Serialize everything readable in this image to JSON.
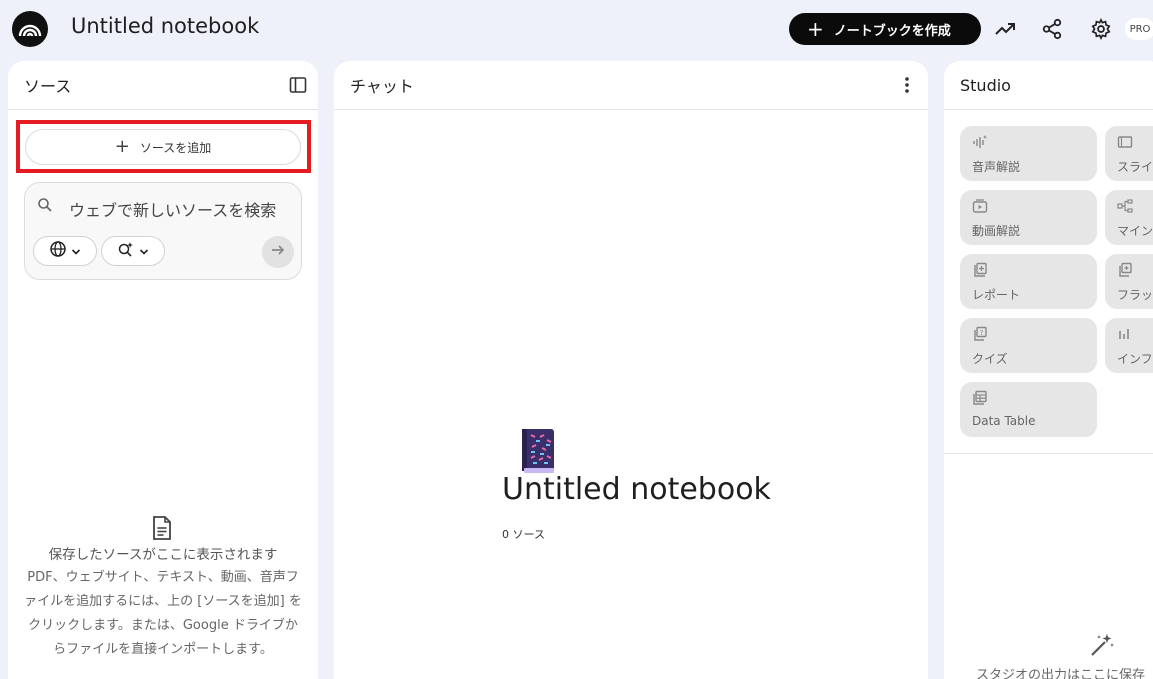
{
  "header": {
    "title": "Untitled notebook",
    "create_label": "ノートブックを作成",
    "pro_badge": "PRO"
  },
  "sources": {
    "title": "ソース",
    "add_label": "ソースを追加",
    "search_placeholder": "ウェブで新しいソースを検索",
    "empty_title": "保存したソースがここに表示されます",
    "empty_desc": "PDF、ウェブサイト、テキスト、動画、音声ファイルを追加するには、上の [ソースを追加] をクリックします。または、Google ドライブからファイルを直接インポートします。"
  },
  "chat": {
    "title": "チャット",
    "notebook_title": "Untitled notebook",
    "source_count": "0 ソース"
  },
  "studio": {
    "title": "Studio",
    "tiles": [
      {
        "label": "音声解説",
        "icon": "audio-icon"
      },
      {
        "label": "スライ",
        "icon": "slides-icon"
      },
      {
        "label": "動画解説",
        "icon": "video-icon"
      },
      {
        "label": "マイン",
        "icon": "mindmap-icon"
      },
      {
        "label": "レポート",
        "icon": "report-icon"
      },
      {
        "label": "フラッ",
        "icon": "flashcard-icon"
      },
      {
        "label": "クイズ",
        "icon": "quiz-icon"
      },
      {
        "label": "インフ",
        "icon": "infographic-icon"
      },
      {
        "label": "Data Table",
        "icon": "table-icon"
      }
    ],
    "empty_text": "スタジオの出力はここに保存"
  }
}
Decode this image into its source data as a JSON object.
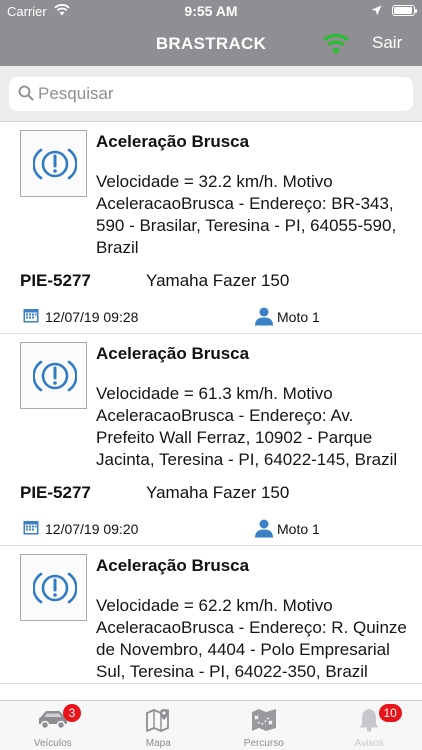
{
  "status_bar": {
    "carrier": "Carrier",
    "time": "9:55 AM",
    "battery_level": 0.95
  },
  "nav": {
    "title": "BRASTRACK",
    "logout_label": "Sair",
    "wifi_color": "#22c22e"
  },
  "search": {
    "placeholder": "Pesquisar",
    "value": ""
  },
  "alerts": [
    {
      "title": "Aceleração Brusca",
      "description": "Velocidade = 32.2 km/h. Motivo AceleracaoBrusca - Endereço: BR-343, 590 - Brasilar, Teresina - PI, 64055-590, Brazil",
      "plate": "PIE-5277",
      "model": "Yamaha  Fazer 150",
      "datetime": "12/07/19 09:28",
      "driver": "Moto 1"
    },
    {
      "title": "Aceleração Brusca",
      "description": "Velocidade = 61.3 km/h. Motivo AceleracaoBrusca - Endereço: Av. Prefeito Wall Ferraz, 10902 - Parque Jacinta, Teresina - PI, 64022-145, Brazil",
      "plate": "PIE-5277",
      "model": "Yamaha  Fazer 150",
      "datetime": "12/07/19 09:20",
      "driver": "Moto 1"
    },
    {
      "title": "Aceleração Brusca",
      "description": "Velocidade = 62.2 km/h. Motivo AceleracaoBrusca - Endereço: R. Quinze de Novembro, 4404 - Polo Empresarial Sul, Teresina - PI, 64022-350, Brazil",
      "plate": "",
      "model": "",
      "datetime": "",
      "driver": ""
    }
  ],
  "tabs": [
    {
      "label": "Veículos",
      "icon": "car-icon",
      "badge": "3"
    },
    {
      "label": "Mapa",
      "icon": "map-icon",
      "badge": ""
    },
    {
      "label": "Percurso",
      "icon": "route-map-icon",
      "badge": ""
    },
    {
      "label": "Avisos",
      "icon": "bell-icon",
      "badge": "10"
    }
  ],
  "colors": {
    "bar": "#8e8e93",
    "alert_icon": "#2f7bc4",
    "badge": "#e8141a",
    "meta_icon": "#3b82c4"
  }
}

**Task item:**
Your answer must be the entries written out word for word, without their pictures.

**Task answer:**
Serialize everything readable in this image to JSON.
{
  "header": {
    "title": "Untitled notebook",
    "create_label": "ノートブックを作成",
    "pro_badge": "PRO"
  },
  "sources": {
    "title": "ソース",
    "add_label": "ソースを追加",
    "search_placeholder": "ウェブで新しいソースを検索",
    "empty_title": "保存したソースがここに表示されます",
    "empty_desc": "PDF、ウェブサイト、テキスト、動画、音声ファイルを追加するには、上の [ソースを追加] をクリックします。または、Google ドライブからファイルを直接インポートします。"
  },
  "chat": {
    "title": "チャット",
    "notebook_title": "Untitled notebook",
    "source_count": "0 ソース"
  },
  "studio": {
    "title": "Studio",
    "tiles": [
      {
        "label": "音声解説",
        "icon": "audio-icon"
      },
      {
        "label": "スライ",
        "icon": "slides-icon"
      },
      {
        "label": "動画解説",
        "icon": "video-icon"
      },
      {
        "label": "マイン",
        "icon": "mindmap-icon"
      },
      {
        "label": "レポート",
        "icon": "report-icon"
      },
      {
        "label": "フラッ",
        "icon": "flashcard-icon"
      },
      {
        "label": "クイズ",
        "icon": "quiz-icon"
      },
      {
        "label": "インフ",
        "icon": "infographic-icon"
      },
      {
        "label": "Data Table",
        "icon": "table-icon"
      }
    ],
    "empty_text": "スタジオの出力はここに保存"
  }
}
Decode this image into its source data as a JSON object.
{
  "status_bar": {
    "carrier": "Carrier",
    "time": "9:55 AM",
    "battery_level": 0.95
  },
  "nav": {
    "title": "BRASTRACK",
    "logout_label": "Sair",
    "wifi_color": "#22c22e"
  },
  "search": {
    "placeholder": "Pesquisar",
    "value": ""
  },
  "alerts": [
    {
      "title": "Aceleração Brusca",
      "description": "Velocidade = 32.2 km/h. Motivo AceleracaoBrusca - Endereço: BR-343, 590 - Brasilar, Teresina - PI, 64055-590, Brazil",
      "plate": "PIE-5277",
      "model": "Yamaha  Fazer 150",
      "datetime": "12/07/19 09:28",
      "driver": "Moto 1"
    },
    {
      "title": "Aceleração Brusca",
      "description": "Velocidade = 61.3 km/h. Motivo AceleracaoBrusca - Endereço: Av. Prefeito Wall Ferraz, 10902 - Parque Jacinta, Teresina - PI, 64022-145, Brazil",
      "plate": "PIE-5277",
      "model": "Yamaha  Fazer 150",
      "datetime": "12/07/19 09:20",
      "driver": "Moto 1"
    },
    {
      "title": "Aceleração Brusca",
      "description": "Velocidade = 62.2 km/h. Motivo AceleracaoBrusca - Endereço: R. Quinze de Novembro, 4404 - Polo Empresarial Sul, Teresina - PI, 64022-350, Brazil",
      "plate": "",
      "model": "",
      "datetime": "",
      "driver": ""
    }
  ],
  "tabs": [
    {
      "label": "Veículos",
      "icon": "car-icon",
      "badge": "3"
    },
    {
      "label": "Mapa",
      "icon": "map-icon",
      "badge": ""
    },
    {
      "label": "Percurso",
      "icon": "route-map-icon",
      "badge": ""
    },
    {
      "label": "Avisos",
      "icon": "bell-icon",
      "badge": "10"
    }
  ],
  "colors": {
    "bar": "#8e8e93",
    "alert_icon": "#2f7bc4",
    "badge": "#e8141a",
    "meta_icon": "#3b82c4"
  }
}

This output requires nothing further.